Having moved on from Petra through the mysterious rain and fog around Kerak Castle, we find ourselves in a small town outside of Jordan’s capital. Madaba is home to St. George’s church, which houses a famous mosaic floor with a map of the holy land. When this treasure was discovered, it was used to uncover several other historical sites in the region. After a morning out- buying mosaic tiles for use in my new bathroom and chatting with a sewing machine repairman, I had a bite to eat before exploring some of the back alleys of the town. It’s always interesting to wander the more industrial sections…where the supply and repair shops host a more authentic gathering of local people. I was constantly called over by helpful shopkeepers who assumed I was lost and wanted to help. Eventually, a cup of coffee was given to me outside a barber shop by two Egyptians and two Iraquis and interesting conversation ensued. We all agreed that neither Saddam Hussein nor George Bush were the answer to Iraq’s problems. Then, the older gentleman made a nice gesture of Bush having his throat cut. Yikes ! Time to get out of there. The next day was partly dedicated to the Syrian border crossing…not as eventful as expected..just the usual sequence of buildings with bored looking officials and rubber stamps. Our drivers seemed pretty clued in to the process and even took the opportunity to stop for duty free cigarettes.

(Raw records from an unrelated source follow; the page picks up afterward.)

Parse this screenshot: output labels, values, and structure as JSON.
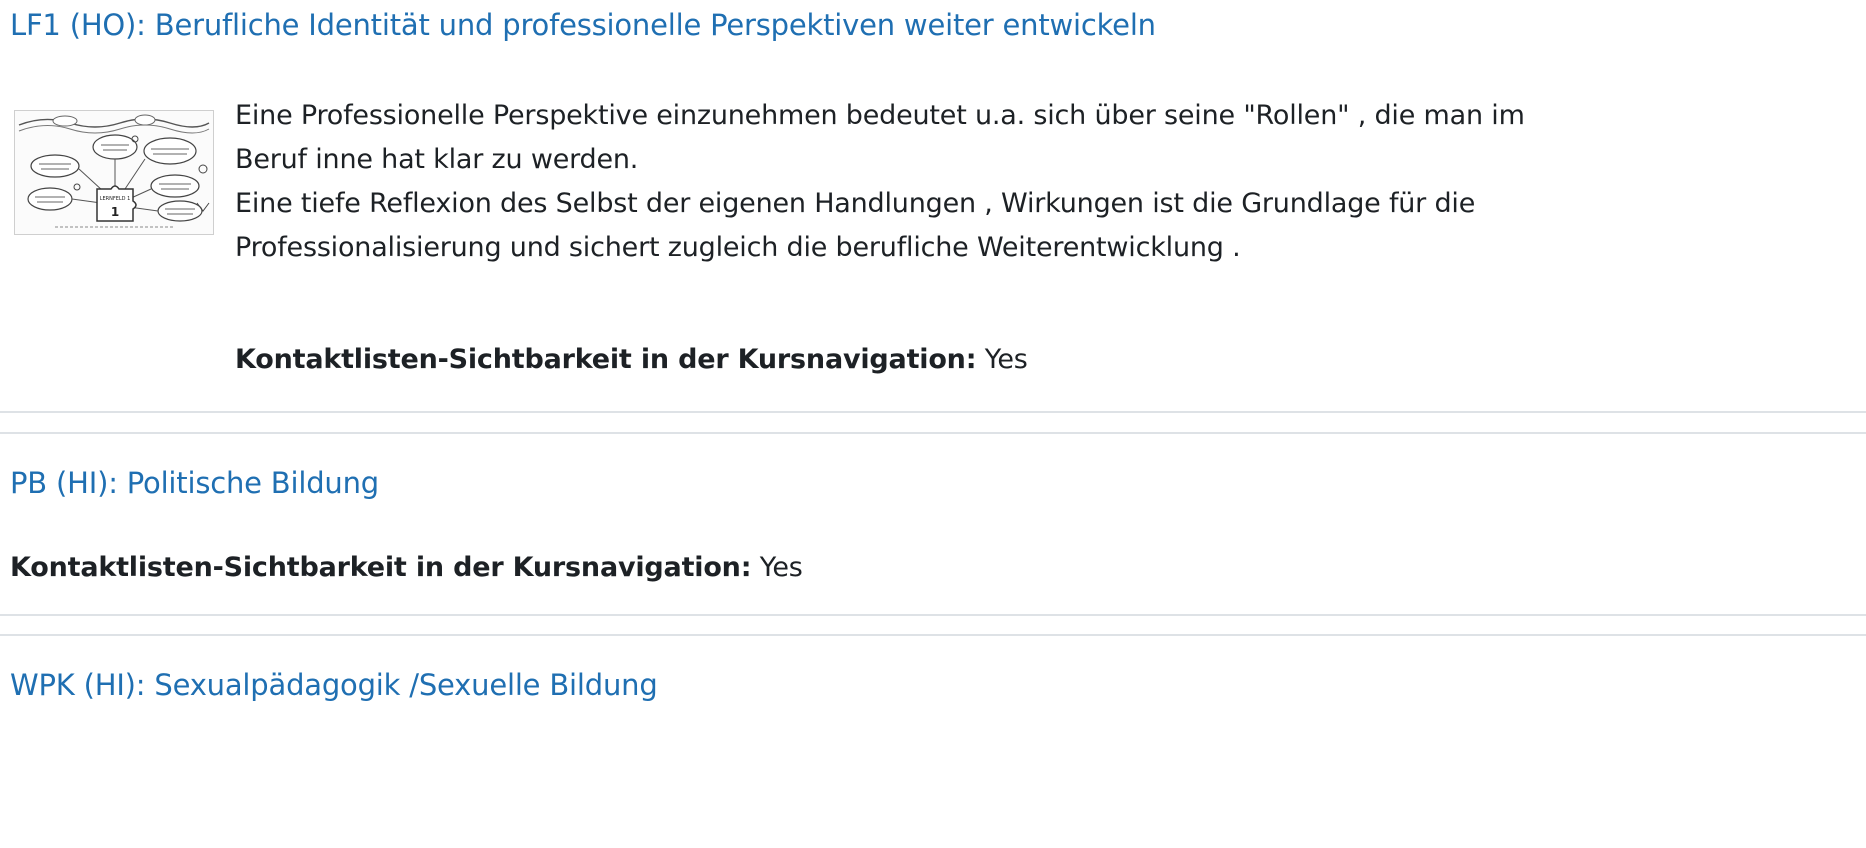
{
  "courses": [
    {
      "title": "LF1 (HO): Berufliche Identität und professionelle Perspektiven weiter entwickeln",
      "summary_lines": [
        "Eine Professionelle Perspektive einzunehmen bedeutet u.a.  sich über seine \"Rollen\" , die man im",
        "Beruf inne hat klar zu werden.",
        "Eine tiefe Reflexion des Selbst der eigenen Handlungen , Wirkungen ist die Grundlage für die",
        "Professionalisierung und sichert zugleich die berufliche Weiterentwicklung ."
      ],
      "contact_label": "Kontaktlisten-Sichtbarkeit in der Kursnavigation:",
      "contact_value": "Yes",
      "image_label": "LERNFELD 1"
    },
    {
      "title": "PB (HI): Politische Bildung",
      "contact_label": "Kontaktlisten-Sichtbarkeit in der Kursnavigation:",
      "contact_value": "Yes"
    },
    {
      "title": "WPK (HI): Sexualpädagogik /Sexuelle Bildung"
    }
  ],
  "colors": {
    "link": "#1f6fb2",
    "text": "#1d2125",
    "divider": "#dee2e6"
  }
}
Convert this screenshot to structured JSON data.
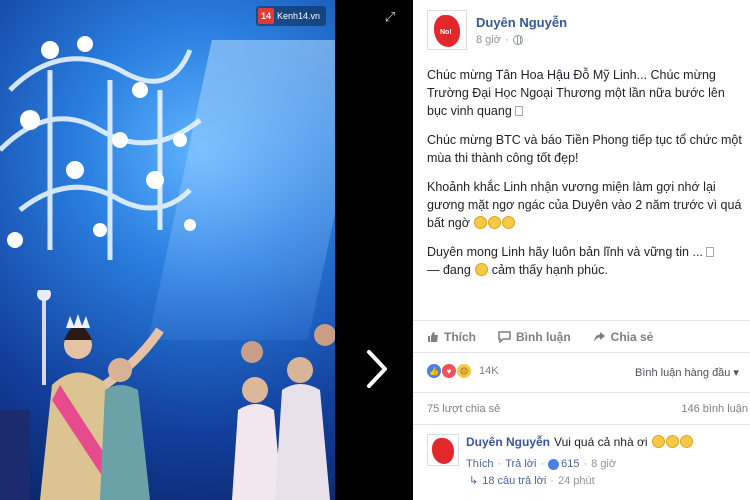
{
  "photo": {
    "watermark": "Kenh14.vn",
    "watermark_logo": "14"
  },
  "viewer": {
    "expand_icon": "expand-icon",
    "next_icon": "chevron-right-icon"
  },
  "post": {
    "author": "Duyên Nguyễn",
    "time": "8 giờ",
    "privacy_icon": "globe-icon",
    "paragraphs": {
      "p1": "Chúc mừng Tân Hoa Hậu Đỗ Mỹ Linh... Chúc mừng Trường Đại Học Ngoại Thương một lần nữa bước lên bục vinh quang",
      "p2": "Chúc mừng BTC và báo Tiền Phong tiếp tục tổ chức một mùa thi thành công tốt đẹp!",
      "p3": "Khoảnh khắc Linh nhận vương miện làm gợi nhớ lại gương mặt ngơ ngác của Duyên vào 2 năm trước vì quá bất ngờ",
      "p4a": "Duyên mong Linh hãy luôn bản lĩnh và vững tin ...",
      "p4b": "— đang",
      "p4c": "cảm thấy hạnh phúc."
    }
  },
  "actions": {
    "like": "Thích",
    "comment": "Bình luận",
    "share": "Chia sẻ"
  },
  "reactions": {
    "count": "14K",
    "sort_label": "Bình luận hàng đầu"
  },
  "counts": {
    "shares": "75 lượt chia sẻ",
    "comments": "146 bình luận"
  },
  "comment": {
    "author": "Duyên Nguyễn",
    "text": "Vui quá cả nhà ơi",
    "like_label": "Thích",
    "reply_label": "Trả lời",
    "like_count": "615",
    "time": "8 giờ",
    "replies_label": "18 câu trả lời",
    "replies_time": "24 phút"
  }
}
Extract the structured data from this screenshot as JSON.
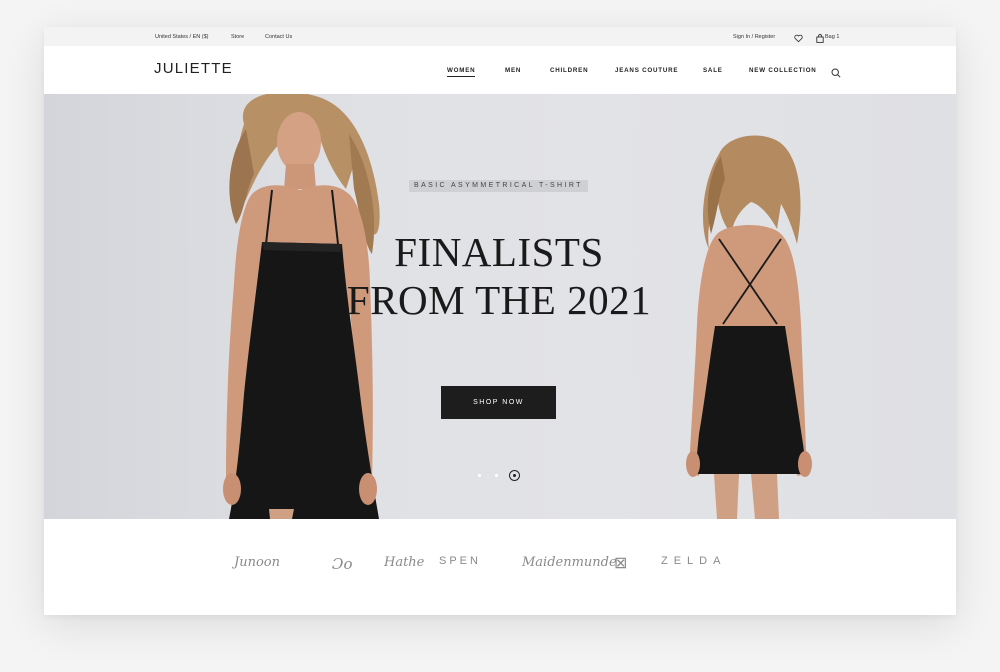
{
  "topbar": {
    "region": "United States / EN ($)",
    "store": "Store",
    "contact": "Contact Us",
    "account": "Sign In / Register",
    "bag": "Bag 1"
  },
  "header": {
    "logo": "JULIETTE",
    "nav": [
      "WOMEN",
      "MEN",
      "CHILDREN",
      "JEANS COUTURE",
      "SALE",
      "NEW COLLECTION"
    ]
  },
  "hero": {
    "tagline": "BASIC ASYMMETRICAL T-SHIRT",
    "headline_line1": "FINALISTS",
    "headline_line2": "FROM THE 2021",
    "cta": "SHOP NOW",
    "slides_total": 3,
    "active_slide": 3
  },
  "brands": [
    "Junoon",
    "Ɔo",
    "Hathe",
    "SPEN",
    "Maidenmunde",
    "⊠",
    "ZELDA"
  ],
  "colors": {
    "accent": "#1d1d1d",
    "hero_bg": "#e0e1e5",
    "topbar_bg": "#f3f3f3"
  }
}
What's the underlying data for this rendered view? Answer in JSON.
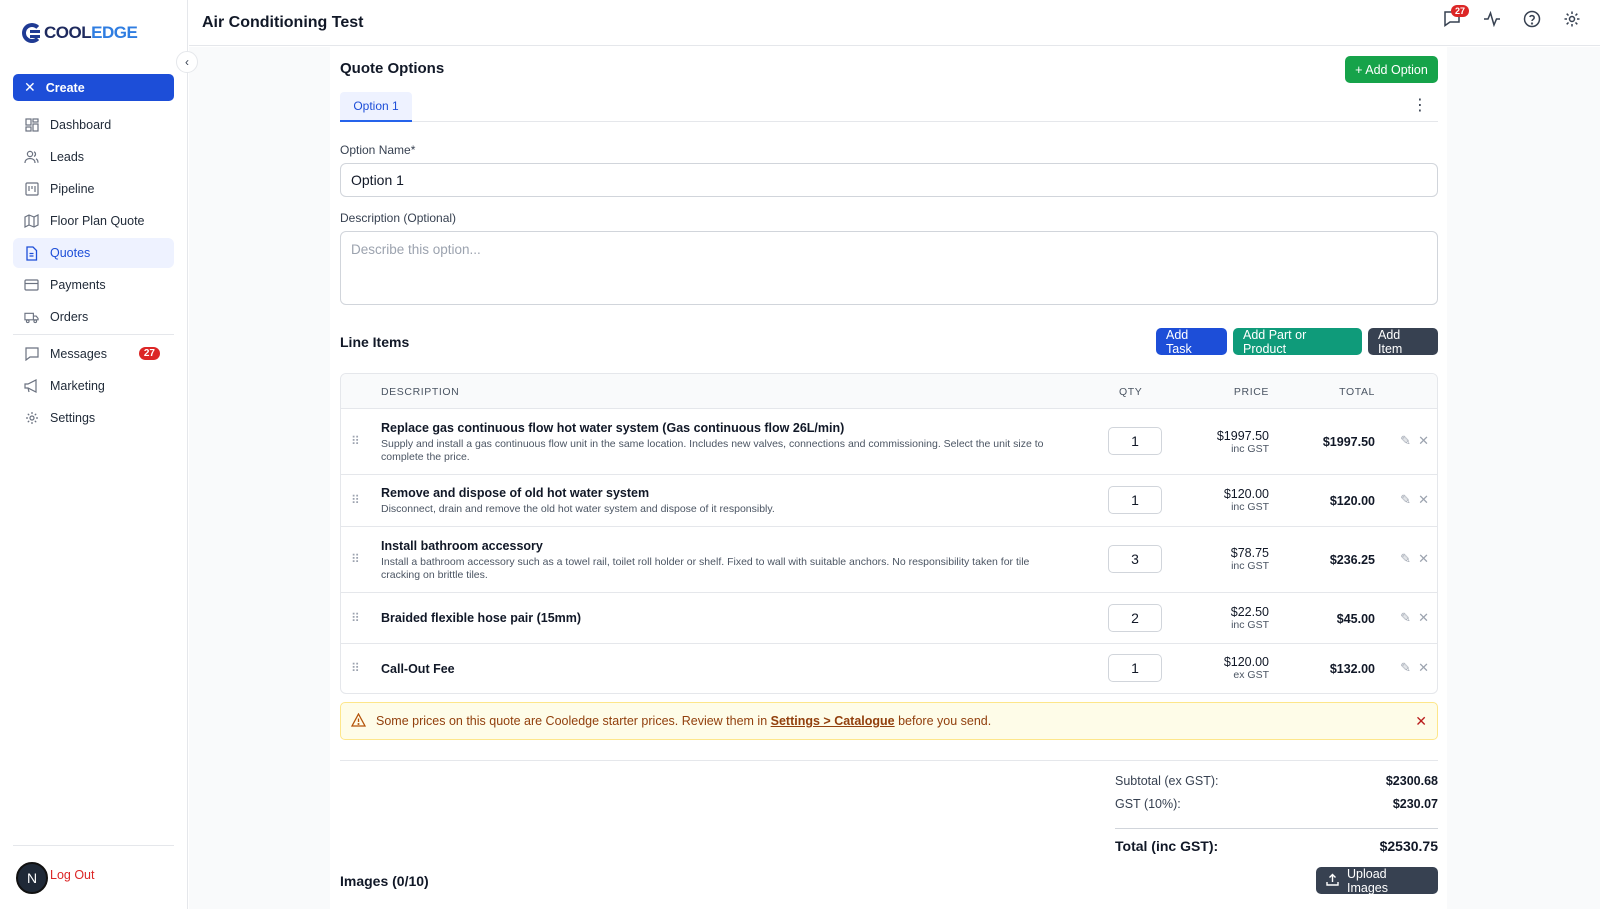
{
  "app": {
    "logo_part1": "COOL",
    "logo_part2": "EDGE",
    "page_title": "Air Conditioning Test",
    "notifications_count": "27"
  },
  "sidebar": {
    "create_label": "Create",
    "items": [
      {
        "label": "Dashboard",
        "icon": "dashboard-icon"
      },
      {
        "label": "Leads",
        "icon": "users-icon"
      },
      {
        "label": "Pipeline",
        "icon": "kanban-icon"
      },
      {
        "label": "Floor Plan Quote",
        "icon": "map-icon"
      },
      {
        "label": "Quotes",
        "icon": "document-icon"
      },
      {
        "label": "Payments",
        "icon": "credit-card-icon"
      },
      {
        "label": "Orders",
        "icon": "truck-icon"
      },
      {
        "label": "Messages",
        "icon": "chat-icon",
        "badge": "27"
      },
      {
        "label": "Marketing",
        "icon": "megaphone-icon"
      },
      {
        "label": "Settings",
        "icon": "gear-icon"
      }
    ],
    "avatar_letter": "N",
    "logout_label": "Log Out"
  },
  "quote_options": {
    "title": "Quote Options",
    "add_option_label": "+ Add Option",
    "tabs": [
      {
        "label": "Option 1"
      }
    ],
    "option_name_label": "Option Name",
    "required_mark": "*",
    "option_name_value": "Option 1",
    "description_label": "Description (Optional)",
    "description_placeholder": "Describe this option..."
  },
  "line_items": {
    "title": "Line Items",
    "add_task_label": "Add Task",
    "add_part_label": "Add Part or Product",
    "add_item_label": "Add Item",
    "columns": {
      "description": "DESCRIPTION",
      "qty": "QTY",
      "price": "PRICE",
      "total": "TOTAL"
    },
    "rows": [
      {
        "title": "Replace gas continuous flow hot water system (Gas continuous flow 26L/min)",
        "subtitle": "Supply and install a gas continuous flow unit in the same location. Includes new valves, connections and commissioning. Select the unit size to complete the price.",
        "qty": "1",
        "price": "$1997.50",
        "gst": "inc GST",
        "total": "$1997.50"
      },
      {
        "title": "Remove and dispose of old hot water system",
        "subtitle": "Disconnect, drain and remove the old hot water system and dispose of it responsibly.",
        "qty": "1",
        "price": "$120.00",
        "gst": "inc GST",
        "total": "$120.00"
      },
      {
        "title": "Install bathroom accessory",
        "subtitle": "Install a bathroom accessory such as a towel rail, toilet roll holder or shelf. Fixed to wall with suitable anchors. No responsibility taken for tile cracking on brittle tiles.",
        "qty": "3",
        "price": "$78.75",
        "gst": "inc GST",
        "total": "$236.25"
      },
      {
        "title": "Braided flexible hose pair (15mm)",
        "subtitle": "",
        "qty": "2",
        "price": "$22.50",
        "gst": "inc GST",
        "total": "$45.00"
      },
      {
        "title": "Call-Out Fee",
        "subtitle": "",
        "qty": "1",
        "price": "$120.00",
        "gst": "ex GST",
        "total": "$132.00"
      }
    ]
  },
  "warning": {
    "text_before": "Some prices on this quote are Cooledge starter prices. Review them in ",
    "link": "Settings > Catalogue",
    "text_after": " before you send."
  },
  "totals": {
    "subtotal_label": "Subtotal (ex GST):",
    "subtotal_value": "$2300.68",
    "gst_label": "GST (10%):",
    "gst_value": "$230.07",
    "total_label": "Total (inc GST):",
    "total_value": "$2530.75"
  },
  "images": {
    "title": "Images (0/10)",
    "upload_label": "Upload Images"
  },
  "colors": {
    "primary": "#1d4ed8",
    "green": "#16a34a",
    "teal": "#0f9b7a",
    "dark": "#374151",
    "badge": "#dc2626"
  }
}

Damascus, being the oldest continuously inhabited city in the world, has a mixture of ancient architecture and other, less attractive new-ish buildings. Rebar protrudes from the borders of each roof and most of the houses are the unpainted. Rumor has it that there is some sore of law which doesn’t require you to pay taxes on an unfinished home even though it is clearly occupied.
The souk is a maze of small shops on small streets in the old walled city. It’s fun to get lost and just wander. The main street section is pedestrian only and covered with a high, arched black ceiling. Holes have been punched in the roof and small windows line the walls so walking through, even during the day is feels like an evening stroll with stars and streetlights.
Ummayaad is the third most important mosque in the world and houses the head of John the Baptist—who initially escaped death in Damascus by being lowered over the city wall in a basket. Lots of street food to be found in this city. Shaved meat wrapped in flatbread is called “shwarma.” Quart sized glasses of fresh fruit smoothies, mini-pizzas, falafel and ice cream with pistachios all keep us charged up while out seeing the sights.
Today, it’s off to more Roman ruins in a town called Palmyra…a site in the Syrian desert not far from Iraq. Hoping for blue skies and some interesting local people. Portraits have been difficult. The women are mostly covered in black robes with even their chins and hair tucked in. I don’t want to invade their privacy. Men are shy. They let me take pictures of their stands and goods but would rather not be in the photo.
Places visited on this trip: Cairo, Mt. Sinai, Nuweiba, Wadi Rum, Petra, Madaba, Amman, Jerash, Palmyra, Damascus, Aleppo, Cappodoccia, Istanbul,